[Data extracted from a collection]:
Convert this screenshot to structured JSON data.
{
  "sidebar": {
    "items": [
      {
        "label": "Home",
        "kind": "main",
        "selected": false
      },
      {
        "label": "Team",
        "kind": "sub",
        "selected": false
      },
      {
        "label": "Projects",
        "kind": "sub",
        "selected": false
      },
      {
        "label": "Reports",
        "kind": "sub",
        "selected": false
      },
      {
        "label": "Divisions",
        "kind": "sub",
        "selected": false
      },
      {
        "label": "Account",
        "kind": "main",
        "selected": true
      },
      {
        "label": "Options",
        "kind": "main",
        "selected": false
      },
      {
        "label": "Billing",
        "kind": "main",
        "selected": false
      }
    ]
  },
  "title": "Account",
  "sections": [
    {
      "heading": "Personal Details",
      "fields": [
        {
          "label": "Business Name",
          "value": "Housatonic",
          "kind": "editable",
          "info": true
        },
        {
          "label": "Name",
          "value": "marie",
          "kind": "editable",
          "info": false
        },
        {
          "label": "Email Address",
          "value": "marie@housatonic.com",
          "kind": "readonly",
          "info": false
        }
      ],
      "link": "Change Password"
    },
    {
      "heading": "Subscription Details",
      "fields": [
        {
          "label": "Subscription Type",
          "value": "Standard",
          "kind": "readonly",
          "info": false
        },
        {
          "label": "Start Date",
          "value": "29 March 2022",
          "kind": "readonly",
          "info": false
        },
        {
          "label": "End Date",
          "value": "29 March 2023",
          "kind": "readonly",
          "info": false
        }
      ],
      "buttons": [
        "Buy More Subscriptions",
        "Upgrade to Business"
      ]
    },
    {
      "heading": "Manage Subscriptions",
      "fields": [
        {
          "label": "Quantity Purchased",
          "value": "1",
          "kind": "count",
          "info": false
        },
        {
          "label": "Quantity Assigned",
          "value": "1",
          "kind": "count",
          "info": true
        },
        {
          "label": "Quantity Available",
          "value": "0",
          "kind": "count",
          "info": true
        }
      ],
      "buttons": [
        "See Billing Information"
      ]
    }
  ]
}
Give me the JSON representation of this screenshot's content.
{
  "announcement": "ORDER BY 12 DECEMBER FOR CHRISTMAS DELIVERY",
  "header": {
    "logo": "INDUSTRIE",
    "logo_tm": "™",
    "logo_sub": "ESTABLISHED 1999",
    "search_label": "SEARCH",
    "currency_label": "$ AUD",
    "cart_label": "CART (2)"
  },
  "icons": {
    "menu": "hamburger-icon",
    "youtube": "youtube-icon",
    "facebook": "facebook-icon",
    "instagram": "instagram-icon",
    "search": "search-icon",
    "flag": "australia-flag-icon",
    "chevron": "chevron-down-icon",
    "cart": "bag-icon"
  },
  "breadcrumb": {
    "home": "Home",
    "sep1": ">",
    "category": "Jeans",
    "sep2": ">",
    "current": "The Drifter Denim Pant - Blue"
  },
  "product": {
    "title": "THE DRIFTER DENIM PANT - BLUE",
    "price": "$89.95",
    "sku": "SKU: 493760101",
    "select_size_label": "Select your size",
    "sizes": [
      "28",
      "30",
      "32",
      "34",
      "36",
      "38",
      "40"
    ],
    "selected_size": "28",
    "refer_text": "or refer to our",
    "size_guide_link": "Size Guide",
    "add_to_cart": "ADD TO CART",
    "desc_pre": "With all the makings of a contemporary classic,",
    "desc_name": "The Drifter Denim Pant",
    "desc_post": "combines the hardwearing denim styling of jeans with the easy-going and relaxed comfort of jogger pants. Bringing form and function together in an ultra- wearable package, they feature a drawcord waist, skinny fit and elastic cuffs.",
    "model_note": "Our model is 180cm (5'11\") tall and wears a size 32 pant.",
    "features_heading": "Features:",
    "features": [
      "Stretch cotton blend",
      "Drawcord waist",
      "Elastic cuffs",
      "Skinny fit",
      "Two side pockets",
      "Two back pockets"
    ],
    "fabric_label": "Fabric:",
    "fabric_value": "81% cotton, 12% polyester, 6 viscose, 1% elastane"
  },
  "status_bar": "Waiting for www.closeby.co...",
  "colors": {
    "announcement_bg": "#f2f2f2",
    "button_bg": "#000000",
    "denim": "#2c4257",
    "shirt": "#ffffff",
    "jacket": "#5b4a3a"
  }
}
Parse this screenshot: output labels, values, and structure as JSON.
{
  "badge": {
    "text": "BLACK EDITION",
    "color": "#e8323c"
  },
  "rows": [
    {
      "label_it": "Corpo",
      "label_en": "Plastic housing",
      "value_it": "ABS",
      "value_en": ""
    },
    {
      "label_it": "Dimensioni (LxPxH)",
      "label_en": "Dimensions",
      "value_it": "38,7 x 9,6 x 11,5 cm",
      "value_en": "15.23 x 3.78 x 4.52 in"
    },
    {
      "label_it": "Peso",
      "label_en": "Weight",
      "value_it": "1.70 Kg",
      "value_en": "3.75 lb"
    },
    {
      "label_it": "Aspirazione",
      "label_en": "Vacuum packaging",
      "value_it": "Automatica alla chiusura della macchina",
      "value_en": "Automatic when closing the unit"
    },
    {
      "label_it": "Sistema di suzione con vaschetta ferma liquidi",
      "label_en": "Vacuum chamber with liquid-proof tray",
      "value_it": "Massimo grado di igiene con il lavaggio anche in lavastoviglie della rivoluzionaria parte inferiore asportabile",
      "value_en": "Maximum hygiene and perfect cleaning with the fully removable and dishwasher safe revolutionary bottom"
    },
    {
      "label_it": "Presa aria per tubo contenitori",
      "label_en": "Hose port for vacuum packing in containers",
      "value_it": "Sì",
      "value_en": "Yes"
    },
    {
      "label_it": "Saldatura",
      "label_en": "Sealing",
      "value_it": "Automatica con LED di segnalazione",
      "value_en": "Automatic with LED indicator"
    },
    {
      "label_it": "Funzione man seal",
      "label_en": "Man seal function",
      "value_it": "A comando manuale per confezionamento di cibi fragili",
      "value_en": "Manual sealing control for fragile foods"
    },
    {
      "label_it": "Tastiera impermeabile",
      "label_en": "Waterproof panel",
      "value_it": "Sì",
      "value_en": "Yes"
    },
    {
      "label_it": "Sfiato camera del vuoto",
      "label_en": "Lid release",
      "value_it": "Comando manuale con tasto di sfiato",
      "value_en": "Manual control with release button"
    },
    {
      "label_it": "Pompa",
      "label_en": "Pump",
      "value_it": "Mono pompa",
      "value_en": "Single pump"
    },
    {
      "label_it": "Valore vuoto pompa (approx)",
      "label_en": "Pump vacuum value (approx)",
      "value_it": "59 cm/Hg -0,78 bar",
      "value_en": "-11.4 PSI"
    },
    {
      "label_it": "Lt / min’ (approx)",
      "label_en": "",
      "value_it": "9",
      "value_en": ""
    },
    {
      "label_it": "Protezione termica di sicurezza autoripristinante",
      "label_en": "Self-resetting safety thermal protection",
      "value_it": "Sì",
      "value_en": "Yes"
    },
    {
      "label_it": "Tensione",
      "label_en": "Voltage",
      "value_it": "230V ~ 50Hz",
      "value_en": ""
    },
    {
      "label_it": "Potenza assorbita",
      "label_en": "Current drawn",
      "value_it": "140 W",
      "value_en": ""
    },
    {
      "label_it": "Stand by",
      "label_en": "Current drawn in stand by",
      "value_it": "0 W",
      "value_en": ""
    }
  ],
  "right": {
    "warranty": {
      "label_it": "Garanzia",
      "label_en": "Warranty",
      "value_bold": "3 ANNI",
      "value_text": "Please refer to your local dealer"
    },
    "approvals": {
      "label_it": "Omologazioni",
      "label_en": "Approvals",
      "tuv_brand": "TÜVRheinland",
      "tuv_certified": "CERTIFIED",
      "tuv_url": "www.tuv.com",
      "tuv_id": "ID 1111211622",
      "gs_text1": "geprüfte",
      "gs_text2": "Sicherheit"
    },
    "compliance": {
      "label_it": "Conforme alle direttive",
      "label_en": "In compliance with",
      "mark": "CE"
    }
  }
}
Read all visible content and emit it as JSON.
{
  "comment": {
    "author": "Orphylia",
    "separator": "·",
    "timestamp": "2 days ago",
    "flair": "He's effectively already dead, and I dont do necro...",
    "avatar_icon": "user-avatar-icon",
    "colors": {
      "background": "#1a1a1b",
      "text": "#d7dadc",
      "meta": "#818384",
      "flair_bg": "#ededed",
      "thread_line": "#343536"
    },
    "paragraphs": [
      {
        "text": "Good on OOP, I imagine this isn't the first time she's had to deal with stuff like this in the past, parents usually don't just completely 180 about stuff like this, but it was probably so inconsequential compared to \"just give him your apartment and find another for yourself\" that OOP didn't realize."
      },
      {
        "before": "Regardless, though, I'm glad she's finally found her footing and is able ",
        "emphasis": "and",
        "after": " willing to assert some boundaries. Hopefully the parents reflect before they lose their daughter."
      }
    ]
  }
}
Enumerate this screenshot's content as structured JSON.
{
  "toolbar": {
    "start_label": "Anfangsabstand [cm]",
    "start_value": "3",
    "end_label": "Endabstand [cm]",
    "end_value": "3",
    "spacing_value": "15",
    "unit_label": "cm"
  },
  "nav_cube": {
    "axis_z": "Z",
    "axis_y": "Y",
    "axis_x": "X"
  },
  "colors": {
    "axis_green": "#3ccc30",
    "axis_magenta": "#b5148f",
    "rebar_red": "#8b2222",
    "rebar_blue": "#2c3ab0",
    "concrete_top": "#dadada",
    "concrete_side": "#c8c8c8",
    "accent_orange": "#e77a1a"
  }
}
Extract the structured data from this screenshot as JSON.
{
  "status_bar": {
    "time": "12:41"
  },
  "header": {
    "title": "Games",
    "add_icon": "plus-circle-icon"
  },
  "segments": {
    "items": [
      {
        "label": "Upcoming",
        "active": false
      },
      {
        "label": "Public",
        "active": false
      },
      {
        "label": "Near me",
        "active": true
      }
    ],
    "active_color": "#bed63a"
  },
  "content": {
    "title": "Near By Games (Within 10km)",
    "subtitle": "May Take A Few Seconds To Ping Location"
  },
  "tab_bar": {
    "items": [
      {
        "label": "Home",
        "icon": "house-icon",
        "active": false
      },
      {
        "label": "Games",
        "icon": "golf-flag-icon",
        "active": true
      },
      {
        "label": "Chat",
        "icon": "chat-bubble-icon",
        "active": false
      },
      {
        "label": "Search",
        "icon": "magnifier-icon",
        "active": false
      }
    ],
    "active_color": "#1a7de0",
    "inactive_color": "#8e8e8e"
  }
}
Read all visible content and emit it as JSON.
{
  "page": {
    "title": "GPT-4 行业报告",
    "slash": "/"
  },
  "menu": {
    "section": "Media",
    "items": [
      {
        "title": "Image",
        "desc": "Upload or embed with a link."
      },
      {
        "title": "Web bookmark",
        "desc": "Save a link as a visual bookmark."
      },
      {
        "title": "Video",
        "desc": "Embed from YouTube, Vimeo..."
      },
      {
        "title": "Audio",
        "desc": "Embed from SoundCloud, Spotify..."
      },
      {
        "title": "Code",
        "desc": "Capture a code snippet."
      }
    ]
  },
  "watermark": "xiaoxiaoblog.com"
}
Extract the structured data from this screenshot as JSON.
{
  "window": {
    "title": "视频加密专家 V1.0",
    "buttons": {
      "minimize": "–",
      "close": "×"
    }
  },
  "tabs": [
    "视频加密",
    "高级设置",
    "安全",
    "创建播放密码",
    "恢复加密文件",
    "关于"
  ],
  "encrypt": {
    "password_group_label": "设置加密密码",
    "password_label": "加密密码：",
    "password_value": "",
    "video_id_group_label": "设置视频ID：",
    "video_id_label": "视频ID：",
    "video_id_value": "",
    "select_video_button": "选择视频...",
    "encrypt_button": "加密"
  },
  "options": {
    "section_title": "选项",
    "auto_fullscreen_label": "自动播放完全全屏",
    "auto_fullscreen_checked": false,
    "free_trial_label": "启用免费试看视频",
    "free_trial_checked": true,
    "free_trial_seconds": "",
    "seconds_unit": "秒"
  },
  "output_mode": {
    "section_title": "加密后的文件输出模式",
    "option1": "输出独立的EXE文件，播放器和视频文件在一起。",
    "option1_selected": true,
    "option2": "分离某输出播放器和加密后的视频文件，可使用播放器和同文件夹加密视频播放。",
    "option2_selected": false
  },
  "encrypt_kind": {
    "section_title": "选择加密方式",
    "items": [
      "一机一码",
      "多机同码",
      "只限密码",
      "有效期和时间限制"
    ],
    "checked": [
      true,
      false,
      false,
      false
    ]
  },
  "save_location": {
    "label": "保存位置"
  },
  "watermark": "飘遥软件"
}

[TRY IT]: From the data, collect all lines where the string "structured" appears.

[RESULT OF THIS TASK]:
Convert this screenshot to structured JSON data.
Enumerate this screenshot's content as structured JSON.
Extract the structured data from this screenshot as JSON.
Extract the structured data from this screenshot as JSON.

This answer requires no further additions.